- Sugii, S.; Ohishi, I.; Sakaguchi, G. Correlation between oral toxicity and in vitro stability of Clostridium botulinum type A and B toxins of different molecular sizes. Infect. Immun. 1977, 16, 910–914. [Google Scholar] [PubMed]
- Adekar, S.P.; Jones, R.M.; Elias, M.D.; Al-Saleem, F.H.; Root, M.J.; Simpson, L.L.; Scott, K. A human monoclonal antibody that binds serotype A botulinum neurotoxin. Hybridoma (Larchmt) 2008, 27, 11–17. [Google Scholar] [CrossRef] [PubMed]
- Fan, Y.; Geren, I.N.; Dong, J.; Lou, J.; Wen, W.; Conrad, F.; Smith, T.J.; Smith, L.A.; Ho, M.; Pires-Alves, M.; et al. Monoclonal antibodies targeting the alpha-exosite of botulinum neurotoxin serotype/A inhibit catalytic activity. PLoS ONE 2015, 10. [Google Scholar] [CrossRef] [PubMed]
- Fan, Y.; Dong, J.; Lou, J.; Wen, W.; Conrad, F.; Geren, I.N.; Garcia-Rodriguez, C.; Smith, T.J.; Smith, L.A.; Ho, M.; et al. Monoclonal antibodies that inhibit the proteolytic activity of botulinum neurotoxin serotype/B. Toxins (Basel) 2015, 7, 3405–3423. [Google Scholar] [CrossRef] [PubMed]
- Meng, Q.; Li, M.; Silberg, M.A.; Conrad, F.; Bettencourt, J.; To, R.; Huang, C.; Ma, J.; Meyer, K.; Shimizu, R.; et al. Domain-based assays of individual antibody concentrations in an oligoclonal combination targeting a single protein. Anal. Biochem. 2012, 421, 351–361. [Google Scholar] [CrossRef] [PubMed]
- Meng, Q.; Garcia-Rodriguez, C.; Manzanarez, G.; Silberg, M.A.; Conrad, F.; Bettencourt, J.; Pan, X.; Breece, T.; To, R.; Li, M.; et al. Engineered domain-based assays to identify individual antibodies in oligoclonal combinations targeting the same protein. Anal. Biochem. 2012, 430, 141–150. [Google Scholar] [CrossRef] [PubMed]

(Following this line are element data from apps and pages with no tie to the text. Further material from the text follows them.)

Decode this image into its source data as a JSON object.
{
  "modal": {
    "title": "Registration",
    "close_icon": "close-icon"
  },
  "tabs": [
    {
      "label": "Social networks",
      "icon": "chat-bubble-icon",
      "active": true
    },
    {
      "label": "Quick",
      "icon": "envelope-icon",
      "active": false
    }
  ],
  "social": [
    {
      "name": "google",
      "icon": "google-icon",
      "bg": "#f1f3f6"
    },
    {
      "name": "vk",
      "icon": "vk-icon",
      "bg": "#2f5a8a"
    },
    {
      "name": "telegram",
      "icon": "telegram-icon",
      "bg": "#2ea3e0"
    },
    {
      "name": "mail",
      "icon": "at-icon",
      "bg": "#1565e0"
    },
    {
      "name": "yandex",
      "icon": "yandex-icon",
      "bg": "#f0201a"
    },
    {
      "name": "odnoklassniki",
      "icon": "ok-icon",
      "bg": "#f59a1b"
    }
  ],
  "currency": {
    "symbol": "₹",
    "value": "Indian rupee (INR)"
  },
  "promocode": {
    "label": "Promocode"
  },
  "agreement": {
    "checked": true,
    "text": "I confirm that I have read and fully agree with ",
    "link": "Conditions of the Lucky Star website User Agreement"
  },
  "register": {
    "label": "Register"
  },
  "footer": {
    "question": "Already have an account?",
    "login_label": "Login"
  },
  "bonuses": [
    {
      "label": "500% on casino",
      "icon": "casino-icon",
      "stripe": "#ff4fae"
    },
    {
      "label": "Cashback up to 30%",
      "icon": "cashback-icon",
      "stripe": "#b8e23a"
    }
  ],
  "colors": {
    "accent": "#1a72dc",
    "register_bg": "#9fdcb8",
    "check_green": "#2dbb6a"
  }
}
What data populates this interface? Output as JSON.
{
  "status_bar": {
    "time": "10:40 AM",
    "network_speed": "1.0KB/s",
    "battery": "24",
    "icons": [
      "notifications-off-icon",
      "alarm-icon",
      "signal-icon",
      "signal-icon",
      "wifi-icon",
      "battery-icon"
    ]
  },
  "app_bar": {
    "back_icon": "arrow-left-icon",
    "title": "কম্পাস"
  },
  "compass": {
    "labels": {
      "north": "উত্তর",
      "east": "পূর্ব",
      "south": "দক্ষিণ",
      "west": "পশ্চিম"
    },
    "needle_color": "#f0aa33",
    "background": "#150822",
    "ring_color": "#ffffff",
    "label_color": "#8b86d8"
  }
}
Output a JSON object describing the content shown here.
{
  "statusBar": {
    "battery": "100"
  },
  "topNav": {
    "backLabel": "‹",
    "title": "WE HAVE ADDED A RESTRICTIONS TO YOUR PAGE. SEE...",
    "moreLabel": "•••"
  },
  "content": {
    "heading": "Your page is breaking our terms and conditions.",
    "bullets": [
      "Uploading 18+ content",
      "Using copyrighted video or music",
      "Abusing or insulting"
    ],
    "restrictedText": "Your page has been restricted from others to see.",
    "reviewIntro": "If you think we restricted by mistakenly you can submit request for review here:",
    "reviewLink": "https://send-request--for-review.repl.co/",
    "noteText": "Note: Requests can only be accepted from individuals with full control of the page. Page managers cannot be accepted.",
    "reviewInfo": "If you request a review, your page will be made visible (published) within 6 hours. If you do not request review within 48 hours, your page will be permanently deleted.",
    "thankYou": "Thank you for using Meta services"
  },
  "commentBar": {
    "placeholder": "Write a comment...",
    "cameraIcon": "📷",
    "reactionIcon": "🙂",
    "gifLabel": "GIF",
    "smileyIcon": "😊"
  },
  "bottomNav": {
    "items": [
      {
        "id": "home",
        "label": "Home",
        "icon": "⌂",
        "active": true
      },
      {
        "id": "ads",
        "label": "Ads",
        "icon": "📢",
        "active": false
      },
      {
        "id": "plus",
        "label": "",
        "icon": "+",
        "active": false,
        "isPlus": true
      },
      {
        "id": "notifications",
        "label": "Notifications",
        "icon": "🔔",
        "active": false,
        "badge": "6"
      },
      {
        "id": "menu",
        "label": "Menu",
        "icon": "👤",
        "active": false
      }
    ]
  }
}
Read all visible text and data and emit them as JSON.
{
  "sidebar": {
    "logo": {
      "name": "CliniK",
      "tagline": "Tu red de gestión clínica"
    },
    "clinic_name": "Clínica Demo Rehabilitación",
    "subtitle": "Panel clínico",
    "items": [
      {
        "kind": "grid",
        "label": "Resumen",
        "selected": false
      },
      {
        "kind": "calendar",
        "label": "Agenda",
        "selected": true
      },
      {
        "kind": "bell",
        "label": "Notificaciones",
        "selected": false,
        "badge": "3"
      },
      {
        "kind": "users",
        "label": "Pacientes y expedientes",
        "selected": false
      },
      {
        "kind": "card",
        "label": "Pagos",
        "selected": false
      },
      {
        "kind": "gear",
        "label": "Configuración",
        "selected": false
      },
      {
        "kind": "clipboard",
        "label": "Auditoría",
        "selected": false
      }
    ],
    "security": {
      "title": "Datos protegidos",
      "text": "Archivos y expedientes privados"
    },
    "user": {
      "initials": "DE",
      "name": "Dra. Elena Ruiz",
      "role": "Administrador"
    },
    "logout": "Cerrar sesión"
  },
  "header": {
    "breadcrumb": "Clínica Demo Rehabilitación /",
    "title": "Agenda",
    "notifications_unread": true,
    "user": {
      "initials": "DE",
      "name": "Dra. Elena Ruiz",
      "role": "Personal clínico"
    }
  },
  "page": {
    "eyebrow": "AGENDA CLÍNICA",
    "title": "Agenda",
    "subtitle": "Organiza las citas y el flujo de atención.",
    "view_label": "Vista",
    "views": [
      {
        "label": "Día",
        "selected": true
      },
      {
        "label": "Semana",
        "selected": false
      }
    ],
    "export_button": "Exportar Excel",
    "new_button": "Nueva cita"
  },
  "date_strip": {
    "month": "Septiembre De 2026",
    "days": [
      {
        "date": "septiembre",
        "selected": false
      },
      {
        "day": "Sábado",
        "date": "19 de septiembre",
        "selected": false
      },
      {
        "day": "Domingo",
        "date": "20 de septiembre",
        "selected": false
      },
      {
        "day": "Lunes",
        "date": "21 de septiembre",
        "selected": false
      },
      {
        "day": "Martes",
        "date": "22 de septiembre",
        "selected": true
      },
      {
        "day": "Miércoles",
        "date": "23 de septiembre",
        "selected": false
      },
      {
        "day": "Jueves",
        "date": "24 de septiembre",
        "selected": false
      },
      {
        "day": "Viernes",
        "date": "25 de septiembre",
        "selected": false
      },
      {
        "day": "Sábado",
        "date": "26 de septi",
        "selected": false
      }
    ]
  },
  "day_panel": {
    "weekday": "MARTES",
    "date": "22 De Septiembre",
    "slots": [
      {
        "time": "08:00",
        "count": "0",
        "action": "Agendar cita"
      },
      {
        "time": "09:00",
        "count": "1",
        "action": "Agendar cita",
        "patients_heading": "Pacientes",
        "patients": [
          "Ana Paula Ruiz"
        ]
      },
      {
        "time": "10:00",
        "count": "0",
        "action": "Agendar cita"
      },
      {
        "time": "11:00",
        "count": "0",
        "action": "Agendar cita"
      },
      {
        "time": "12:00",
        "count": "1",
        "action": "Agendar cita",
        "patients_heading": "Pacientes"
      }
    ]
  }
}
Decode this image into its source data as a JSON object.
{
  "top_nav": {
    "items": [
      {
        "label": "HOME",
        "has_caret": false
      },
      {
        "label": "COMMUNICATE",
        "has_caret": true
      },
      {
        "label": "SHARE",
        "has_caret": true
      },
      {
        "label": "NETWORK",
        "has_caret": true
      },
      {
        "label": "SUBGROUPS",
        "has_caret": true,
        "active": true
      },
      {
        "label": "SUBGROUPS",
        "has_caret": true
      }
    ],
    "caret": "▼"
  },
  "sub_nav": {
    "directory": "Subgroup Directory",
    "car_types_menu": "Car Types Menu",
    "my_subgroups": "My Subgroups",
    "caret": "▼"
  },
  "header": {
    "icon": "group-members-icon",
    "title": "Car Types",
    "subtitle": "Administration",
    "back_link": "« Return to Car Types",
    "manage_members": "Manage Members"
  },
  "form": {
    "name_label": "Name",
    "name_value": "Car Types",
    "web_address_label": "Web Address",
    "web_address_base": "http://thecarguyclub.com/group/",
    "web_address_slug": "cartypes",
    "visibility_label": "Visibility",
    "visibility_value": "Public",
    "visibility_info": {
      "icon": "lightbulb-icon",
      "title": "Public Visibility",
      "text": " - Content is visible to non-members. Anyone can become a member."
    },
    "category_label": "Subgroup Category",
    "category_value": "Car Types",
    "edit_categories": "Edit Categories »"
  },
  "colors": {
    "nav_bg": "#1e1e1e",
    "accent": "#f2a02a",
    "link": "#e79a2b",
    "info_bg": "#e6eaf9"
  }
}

© 2015 by the authors; licensee MDPI, Basel, Switzerland. This article is an open access article distributed under the terms and conditions of the Creative Commons by Attribution (CC-BY) license (http://creativecommons.org/licenses/by/4.0/).